— Directions for this task —
Every line of the material needs an exact copy, apart from the images.

— Supplied records —
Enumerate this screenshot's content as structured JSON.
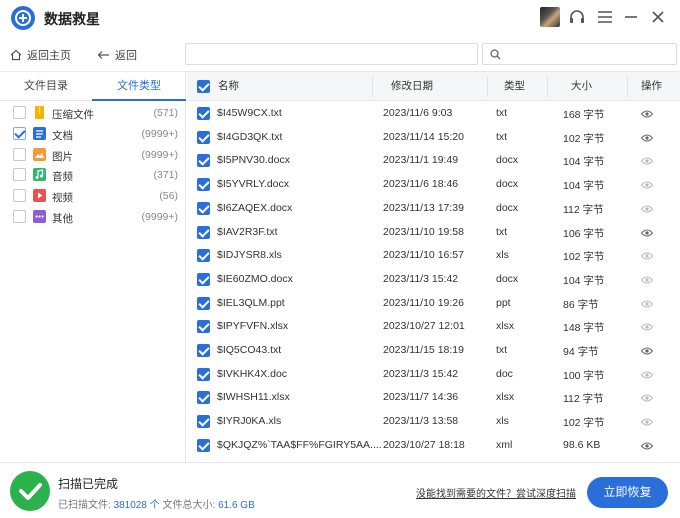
{
  "app": {
    "title": "数据救星"
  },
  "toolbar": {
    "home_label": "返回主页",
    "back_label": "返回",
    "path_value": "",
    "search_value": ""
  },
  "sidebar": {
    "tabs": [
      {
        "label": "文件目录",
        "active": false
      },
      {
        "label": "文件类型",
        "active": true
      }
    ],
    "categories": [
      {
        "label": "压缩文件",
        "count": "(571)",
        "checked": false,
        "icon": "archive-icon",
        "color": "#f5b400"
      },
      {
        "label": "文档",
        "count": "(9999+)",
        "checked": true,
        "icon": "document-icon",
        "color": "#2a6fd9"
      },
      {
        "label": "图片",
        "count": "(9999+)",
        "checked": false,
        "icon": "image-icon",
        "color": "#f29a38"
      },
      {
        "label": "音频",
        "count": "(371)",
        "checked": false,
        "icon": "audio-icon",
        "color": "#2fb872"
      },
      {
        "label": "视频",
        "count": "(56)",
        "checked": false,
        "icon": "video-icon",
        "color": "#e9534f"
      },
      {
        "label": "其他",
        "count": "(9999+)",
        "checked": false,
        "icon": "other-icon",
        "color": "#8e5bd8"
      }
    ]
  },
  "table": {
    "headers": {
      "name": "名称",
      "date": "修改日期",
      "type": "类型",
      "size": "大小",
      "action": "操作"
    },
    "rows": [
      {
        "name": "$I45W9CX.txt",
        "date": "2023/11/6 9:03",
        "type": "txt",
        "size": "168 字节",
        "eye_dark": true
      },
      {
        "name": "$I4GD3QK.txt",
        "date": "2023/11/14 15:20",
        "type": "txt",
        "size": "102 字节",
        "eye_dark": true
      },
      {
        "name": "$I5PNV30.docx",
        "date": "2023/11/1 19:49",
        "type": "docx",
        "size": "104 字节",
        "eye_dark": false
      },
      {
        "name": "$I5YVRLY.docx",
        "date": "2023/11/6 18:46",
        "type": "docx",
        "size": "104 字节",
        "eye_dark": false
      },
      {
        "name": "$I6ZAQEX.docx",
        "date": "2023/11/13 17:39",
        "type": "docx",
        "size": "112 字节",
        "eye_dark": false
      },
      {
        "name": "$IAV2R3F.txt",
        "date": "2023/11/10 19:58",
        "type": "txt",
        "size": "106 字节",
        "eye_dark": true
      },
      {
        "name": "$IDJYSR8.xls",
        "date": "2023/11/10 16:57",
        "type": "xls",
        "size": "102 字节",
        "eye_dark": false
      },
      {
        "name": "$IE60ZMO.docx",
        "date": "2023/11/3 15:42",
        "type": "docx",
        "size": "104 字节",
        "eye_dark": false
      },
      {
        "name": "$IEL3QLM.ppt",
        "date": "2023/11/10 19:26",
        "type": "ppt",
        "size": "86 字节",
        "eye_dark": false
      },
      {
        "name": "$IPYFVFN.xlsx",
        "date": "2023/10/27 12:01",
        "type": "xlsx",
        "size": "148 字节",
        "eye_dark": false
      },
      {
        "name": "$IQ5CO43.txt",
        "date": "2023/11/15 18:19",
        "type": "txt",
        "size": "94 字节",
        "eye_dark": true
      },
      {
        "name": "$IVKHK4X.doc",
        "date": "2023/11/3 15:42",
        "type": "doc",
        "size": "100 字节",
        "eye_dark": false
      },
      {
        "name": "$IWHSH11.xlsx",
        "date": "2023/11/7 14:36",
        "type": "xlsx",
        "size": "112 字节",
        "eye_dark": false
      },
      {
        "name": "$IYRJ0KA.xls",
        "date": "2023/11/3 13:58",
        "type": "xls",
        "size": "102 字节",
        "eye_dark": false
      },
      {
        "name": "$QKJQZ%`TAA$FF%FGIRY5AA....",
        "date": "2023/10/27 18:18",
        "type": "xml",
        "size": "98.6 KB",
        "eye_dark": true
      }
    ]
  },
  "footer": {
    "status_title": "扫描已完成",
    "scanned_label": "已扫描文件:",
    "scanned_count": "381028",
    "scanned_unit": "个",
    "total_label": "文件总大小:",
    "total_size": "61.6 GB",
    "deep_scan_link": "没能找到需要的文件？尝试深度扫描",
    "recover_button": "立即恢复"
  },
  "colors": {
    "accent": "#2a6fd9",
    "success": "#2bb24c"
  }
}
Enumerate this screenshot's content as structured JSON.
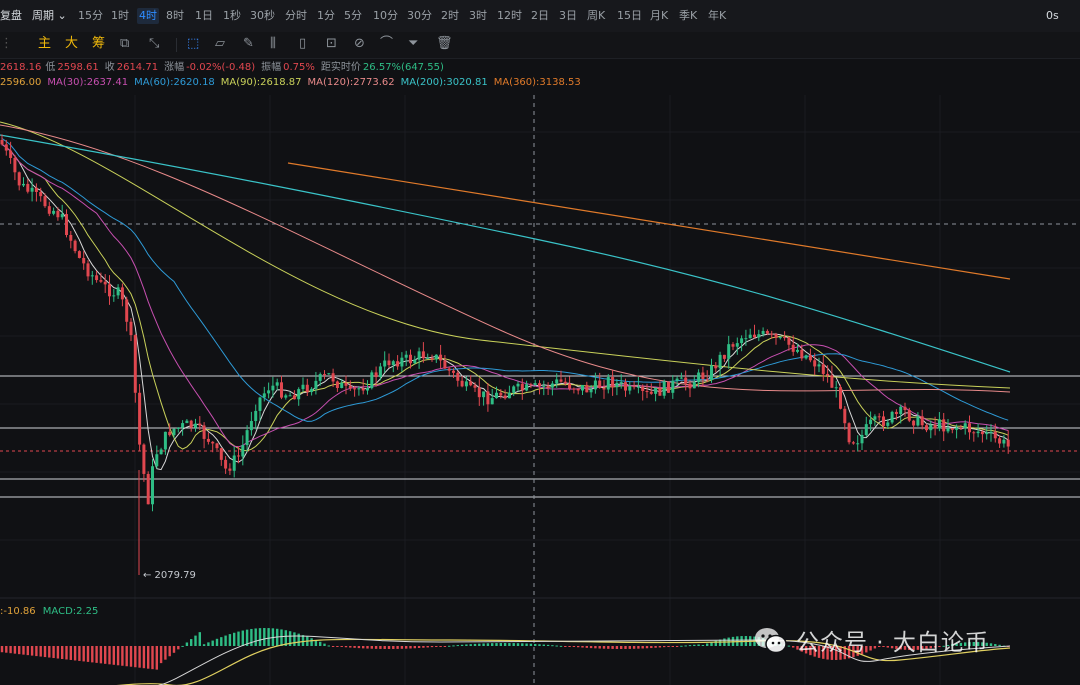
{
  "topbar": {
    "items": [
      "复盘",
      "周期",
      "15分",
      "1时",
      "4时",
      "8时",
      "1日",
      "1秒",
      "30秒",
      "分时",
      "1分",
      "5分",
      "10分",
      "30分",
      "2时",
      "3时",
      "12时",
      "2日",
      "3日",
      "周K",
      "15日",
      "月K",
      "季K",
      "年K"
    ],
    "active": "4时",
    "right_text": "0s"
  },
  "toolbar": {
    "indicators": [
      "主",
      "大",
      "筹"
    ],
    "icons": [
      "indicator-settings-icon",
      "draw-line-icon",
      "cursor-select-icon",
      "ruler-icon",
      "brush-icon",
      "bar-pattern-icon",
      "text-note-icon",
      "lock-icon",
      "magnet-icon",
      "fib-arc-icon",
      "filter-icon",
      "trash-icon"
    ]
  },
  "ohlc": {
    "open": "2618.16",
    "low_label": "低",
    "low": "2598.61",
    "close_label": "收",
    "close": "2614.71",
    "change_label": "涨幅",
    "change": "-0.02%(-0.48)",
    "amp_label": "振幅",
    "amp": "0.75%",
    "countdown_label": "距实时价",
    "countdown": "26.57%(647.55)"
  },
  "ma": {
    "ma_short": "2596.00",
    "ma30": "MA(30):2637.41",
    "ma60": "MA(60):2620.18",
    "ma90": "MA(90):2618.87",
    "ma120": "MA(120):2773.62",
    "ma200": "MA(200):3020.81",
    "ma360": "MA(360):3138.53"
  },
  "colors": {
    "up": "#2ebd85",
    "down": "#e0474f",
    "ma_short": "#e0a23a",
    "ma30": "#c74fb0",
    "ma60": "#2e9ad6",
    "ma90": "#c9d15a",
    "ma120": "#e88a8a",
    "ma200": "#3ac3c8",
    "ma360": "#e07a2a"
  },
  "low_marker": "← 2079.79",
  "macd": {
    "dea": ":-10.86",
    "macd": "MACD:2.25"
  },
  "watermark": {
    "text": "公众号 · 大白论币"
  }
}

— Exercise result —
Enumerate this screenshot's content as structured JSON.
{
  "app": {
    "title": "数据救星"
  },
  "toolbar": {
    "home_label": "返回主页",
    "back_label": "返回",
    "path_value": "",
    "search_value": ""
  },
  "sidebar": {
    "tabs": [
      {
        "label": "文件目录",
        "active": false
      },
      {
        "label": "文件类型",
        "active": true
      }
    ],
    "categories": [
      {
        "label": "压缩文件",
        "count": "(571)",
        "checked": false,
        "icon": "archive-icon",
        "color": "#f5b400"
      },
      {
        "label": "文档",
        "count": "(9999+)",
        "checked": true,
        "icon": "document-icon",
        "color": "#2a6fd9"
      },
      {
        "label": "图片",
        "count": "(9999+)",
        "checked": false,
        "icon": "image-icon",
        "color": "#f29a38"
      },
      {
        "label": "音频",
        "count": "(371)",
        "checked": false,
        "icon": "audio-icon",
        "color": "#2fb872"
      },
      {
        "label": "视频",
        "count": "(56)",
        "checked": false,
        "icon": "video-icon",
        "color": "#e9534f"
      },
      {
        "label": "其他",
        "count": "(9999+)",
        "checked": false,
        "icon": "other-icon",
        "color": "#8e5bd8"
      }
    ]
  },
  "table": {
    "headers": {
      "name": "名称",
      "date": "修改日期",
      "type": "类型",
      "size": "大小",
      "action": "操作"
    },
    "rows": [
      {
        "name": "$I45W9CX.txt",
        "date": "2023/11/6 9:03",
        "type": "txt",
        "size": "168 字节",
        "eye_dark": true
      },
      {
        "name": "$I4GD3QK.txt",
        "date": "2023/11/14 15:20",
        "type": "txt",
        "size": "102 字节",
        "eye_dark": true
      },
      {
        "name": "$I5PNV30.docx",
        "date": "2023/11/1 19:49",
        "type": "docx",
        "size": "104 字节",
        "eye_dark": false
      },
      {
        "name": "$I5YVRLY.docx",
        "date": "2023/11/6 18:46",
        "type": "docx",
        "size": "104 字节",
        "eye_dark": false
      },
      {
        "name": "$I6ZAQEX.docx",
        "date": "2023/11/13 17:39",
        "type": "docx",
        "size": "112 字节",
        "eye_dark": false
      },
      {
        "name": "$IAV2R3F.txt",
        "date": "2023/11/10 19:58",
        "type": "txt",
        "size": "106 字节",
        "eye_dark": true
      },
      {
        "name": "$IDJYSR8.xls",
        "date": "2023/11/10 16:57",
        "type": "xls",
        "size": "102 字节",
        "eye_dark": false
      },
      {
        "name": "$IE60ZMO.docx",
        "date": "2023/11/3 15:42",
        "type": "docx",
        "size": "104 字节",
        "eye_dark": false
      },
      {
        "name": "$IEL3QLM.ppt",
        "date": "2023/11/10 19:26",
        "type": "ppt",
        "size": "86 字节",
        "eye_dark": false
      },
      {
        "name": "$IPYFVFN.xlsx",
        "date": "2023/10/27 12:01",
        "type": "xlsx",
        "size": "148 字节",
        "eye_dark": false
      },
      {
        "name": "$IQ5CO43.txt",
        "date": "2023/11/15 18:19",
        "type": "txt",
        "size": "94 字节",
        "eye_dark": true
      },
      {
        "name": "$IVKHK4X.doc",
        "date": "2023/11/3 15:42",
        "type": "doc",
        "size": "100 字节",
        "eye_dark": false
      },
      {
        "name": "$IWHSH11.xlsx",
        "date": "2023/11/7 14:36",
        "type": "xlsx",
        "size": "112 字节",
        "eye_dark": false
      },
      {
        "name": "$IYRJ0KA.xls",
        "date": "2023/11/3 13:58",
        "type": "xls",
        "size": "102 字节",
        "eye_dark": false
      },
      {
        "name": "$QKJQZ%`TAA$FF%FGIRY5AA....",
        "date": "2023/10/27 18:18",
        "type": "xml",
        "size": "98.6 KB",
        "eye_dark": true
      }
    ]
  },
  "footer": {
    "status_title": "扫描已完成",
    "scanned_label": "已扫描文件:",
    "scanned_count": "381028",
    "scanned_unit": "个",
    "total_label": "文件总大小:",
    "total_size": "61.6 GB",
    "deep_scan_link": "没能找到需要的文件？尝试深度扫描",
    "recover_button": "立即恢复"
  },
  "colors": {
    "accent": "#2a6fd9",
    "success": "#2bb24c"
  }
}
Enumerate this screenshot's content as structured JSON.
{
  "topbar": {
    "items": [
      "复盘",
      "周期",
      "15分",
      "1时",
      "4时",
      "8时",
      "1日",
      "1秒",
      "30秒",
      "分时",
      "1分",
      "5分",
      "10分",
      "30分",
      "2时",
      "3时",
      "12时",
      "2日",
      "3日",
      "周K",
      "15日",
      "月K",
      "季K",
      "年K"
    ],
    "active": "4时",
    "right_text": "0s"
  },
  "toolbar": {
    "indicators": [
      "主",
      "大",
      "筹"
    ],
    "icons": [
      "indicator-settings-icon",
      "draw-line-icon",
      "cursor-select-icon",
      "ruler-icon",
      "brush-icon",
      "bar-pattern-icon",
      "text-note-icon",
      "lock-icon",
      "magnet-icon",
      "fib-arc-icon",
      "filter-icon",
      "trash-icon"
    ]
  },
  "ohlc": {
    "open": "2618.16",
    "low_label": "低",
    "low": "2598.61",
    "close_label": "收",
    "close": "2614.71",
    "change_label": "涨幅",
    "change": "-0.02%(-0.48)",
    "amp_label": "振幅",
    "amp": "0.75%",
    "countdown_label": "距实时价",
    "countdown": "26.57%(647.55)"
  },
  "ma": {
    "ma_short": "2596.00",
    "ma30": "MA(30):2637.41",
    "ma60": "MA(60):2620.18",
    "ma90": "MA(90):2618.87",
    "ma120": "MA(120):2773.62",
    "ma200": "MA(200):3020.81",
    "ma360": "MA(360):3138.53"
  },
  "colors": {
    "up": "#2ebd85",
    "down": "#e0474f",
    "ma_short": "#e0a23a",
    "ma30": "#c74fb0",
    "ma60": "#2e9ad6",
    "ma90": "#c9d15a",
    "ma120": "#e88a8a",
    "ma200": "#3ac3c8",
    "ma360": "#e07a2a"
  },
  "low_marker": "← 2079.79",
  "macd": {
    "dea": ":-10.86",
    "macd": "MACD:2.25"
  },
  "watermark": {
    "text": "公众号 · 大白论币"
  }
}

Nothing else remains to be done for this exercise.